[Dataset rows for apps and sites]
§

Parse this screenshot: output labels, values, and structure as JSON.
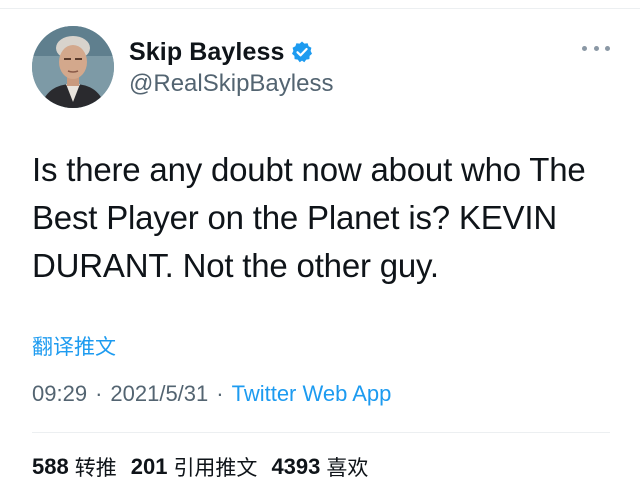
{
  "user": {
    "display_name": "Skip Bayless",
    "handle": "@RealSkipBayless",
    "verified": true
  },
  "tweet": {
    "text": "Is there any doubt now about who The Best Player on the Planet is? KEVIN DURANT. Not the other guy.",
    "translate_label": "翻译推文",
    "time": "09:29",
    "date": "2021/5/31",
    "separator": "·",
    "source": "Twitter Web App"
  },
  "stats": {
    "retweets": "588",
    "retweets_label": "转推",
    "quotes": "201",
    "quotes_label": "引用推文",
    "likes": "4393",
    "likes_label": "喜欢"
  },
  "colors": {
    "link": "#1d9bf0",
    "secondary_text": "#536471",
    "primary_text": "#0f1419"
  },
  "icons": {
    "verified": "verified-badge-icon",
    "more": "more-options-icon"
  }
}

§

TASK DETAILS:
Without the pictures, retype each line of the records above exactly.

REPLY:
Parse this screenshot: output labels, values, and structure as JSON.
{
  "user": {
    "display_name": "Skip Bayless",
    "handle": "@RealSkipBayless",
    "verified": true
  },
  "tweet": {
    "text": "Is there any doubt now about who The Best Player on the Planet is? KEVIN DURANT. Not the other guy.",
    "translate_label": "翻译推文",
    "time": "09:29",
    "date": "2021/5/31",
    "separator": "·",
    "source": "Twitter Web App"
  },
  "stats": {
    "retweets": "588",
    "retweets_label": "转推",
    "quotes": "201",
    "quotes_label": "引用推文",
    "likes": "4393",
    "likes_label": "喜欢"
  },
  "colors": {
    "link": "#1d9bf0",
    "secondary_text": "#536471",
    "primary_text": "#0f1419"
  },
  "icons": {
    "verified": "verified-badge-icon",
    "more": "more-options-icon"
  }
}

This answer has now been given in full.